> _GOAL OF THE EXERCISE_
Each entry below should be printed exactly as given.

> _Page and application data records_
***
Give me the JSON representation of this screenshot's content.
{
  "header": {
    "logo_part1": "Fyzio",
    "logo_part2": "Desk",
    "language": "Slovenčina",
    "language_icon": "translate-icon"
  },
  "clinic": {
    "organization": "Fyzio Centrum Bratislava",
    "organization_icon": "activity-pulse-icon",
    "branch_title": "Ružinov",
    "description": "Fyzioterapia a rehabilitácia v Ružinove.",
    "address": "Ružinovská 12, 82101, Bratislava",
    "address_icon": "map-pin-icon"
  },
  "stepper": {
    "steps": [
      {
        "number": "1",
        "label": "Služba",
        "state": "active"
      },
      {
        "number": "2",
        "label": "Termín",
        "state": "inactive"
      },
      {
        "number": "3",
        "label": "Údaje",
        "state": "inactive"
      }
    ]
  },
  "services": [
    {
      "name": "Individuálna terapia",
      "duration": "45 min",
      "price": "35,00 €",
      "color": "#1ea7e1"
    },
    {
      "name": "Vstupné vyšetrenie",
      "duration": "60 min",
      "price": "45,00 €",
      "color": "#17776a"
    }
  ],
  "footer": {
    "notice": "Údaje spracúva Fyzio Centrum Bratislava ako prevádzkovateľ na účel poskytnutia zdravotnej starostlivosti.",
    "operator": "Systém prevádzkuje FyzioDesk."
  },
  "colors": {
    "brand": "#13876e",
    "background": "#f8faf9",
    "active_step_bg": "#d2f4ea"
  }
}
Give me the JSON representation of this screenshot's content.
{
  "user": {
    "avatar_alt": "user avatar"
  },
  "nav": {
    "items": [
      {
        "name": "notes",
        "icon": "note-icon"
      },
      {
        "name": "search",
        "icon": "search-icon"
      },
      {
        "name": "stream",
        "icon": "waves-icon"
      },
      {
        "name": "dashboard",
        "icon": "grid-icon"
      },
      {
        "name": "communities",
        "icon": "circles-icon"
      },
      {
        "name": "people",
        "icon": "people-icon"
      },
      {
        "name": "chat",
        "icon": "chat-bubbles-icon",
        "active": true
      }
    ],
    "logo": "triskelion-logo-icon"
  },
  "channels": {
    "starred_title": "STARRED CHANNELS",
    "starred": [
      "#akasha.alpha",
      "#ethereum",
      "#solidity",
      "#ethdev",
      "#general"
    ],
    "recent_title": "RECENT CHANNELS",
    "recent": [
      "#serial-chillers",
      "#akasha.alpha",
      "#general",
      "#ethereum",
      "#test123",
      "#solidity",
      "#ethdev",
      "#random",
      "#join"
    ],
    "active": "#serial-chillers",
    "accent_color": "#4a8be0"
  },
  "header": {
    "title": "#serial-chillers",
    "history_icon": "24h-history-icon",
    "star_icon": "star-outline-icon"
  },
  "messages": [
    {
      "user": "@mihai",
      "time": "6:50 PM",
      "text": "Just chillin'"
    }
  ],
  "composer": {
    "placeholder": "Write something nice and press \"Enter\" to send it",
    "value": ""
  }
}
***
> _FINAL ANSWER_
Give me the JSON representation of this screenshot's content.
{
  "header": {
    "logo_part1": "Fyzio",
    "logo_part2": "Desk",
    "language": "Slovenčina",
    "language_icon": "translate-icon"
  },
  "clinic": {
    "organization": "Fyzio Centrum Bratislava",
    "organization_icon": "activity-pulse-icon",
    "branch_title": "Ružinov",
    "description": "Fyzioterapia a rehabilitácia v Ružinove.",
    "address": "Ružinovská 12, 82101, Bratislava",
    "address_icon": "map-pin-icon"
  },
  "stepper": {
    "steps": [
      {
        "number": "1",
        "label": "Služba",
        "state": "active"
      },
      {
        "number": "2",
        "label": "Termín",
        "state": "inactive"
      },
      {
        "number": "3",
        "label": "Údaje",
        "state": "inactive"
      }
    ]
  },
  "services": [
    {
      "name": "Individuálna terapia",
      "duration": "45 min",
      "price": "35,00 €",
      "color": "#1ea7e1"
    },
    {
      "name": "Vstupné vyšetrenie",
      "duration": "60 min",
      "price": "45,00 €",
      "color": "#17776a"
    }
  ],
  "footer": {
    "notice": "Údaje spracúva Fyzio Centrum Bratislava ako prevádzkovateľ na účel poskytnutia zdravotnej starostlivosti.",
    "operator": "Systém prevádzkuje FyzioDesk."
  },
  "colors": {
    "brand": "#13876e",
    "background": "#f8faf9",
    "active_step_bg": "#d2f4ea"
  }
}
Give me the JSON representation of this screenshot's content.
{
  "user": {
    "avatar_alt": "user avatar"
  },
  "nav": {
    "items": [
      {
        "name": "notes",
        "icon": "note-icon"
      },
      {
        "name": "search",
        "icon": "search-icon"
      },
      {
        "name": "stream",
        "icon": "waves-icon"
      },
      {
        "name": "dashboard",
        "icon": "grid-icon"
      },
      {
        "name": "communities",
        "icon": "circles-icon"
      },
      {
        "name": "people",
        "icon": "people-icon"
      },
      {
        "name": "chat",
        "icon": "chat-bubbles-icon",
        "active": true
      }
    ],
    "logo": "triskelion-logo-icon"
  },
  "channels": {
    "starred_title": "STARRED CHANNELS",
    "starred": [
      "#akasha.alpha",
      "#ethereum",
      "#solidity",
      "#ethdev",
      "#general"
    ],
    "recent_title": "RECENT CHANNELS",
    "recent": [
      "#serial-chillers",
      "#akasha.alpha",
      "#general",
      "#ethereum",
      "#test123",
      "#solidity",
      "#ethdev",
      "#random",
      "#join"
    ],
    "active": "#serial-chillers",
    "accent_color": "#4a8be0"
  },
  "header": {
    "title": "#serial-chillers",
    "history_icon": "24h-history-icon",
    "star_icon": "star-outline-icon"
  },
  "messages": [
    {
      "user": "@mihai",
      "time": "6:50 PM",
      "text": "Just chillin'"
    }
  ],
  "composer": {
    "placeholder": "Write something nice and press \"Enter\" to send it",
    "value": ""
  }
}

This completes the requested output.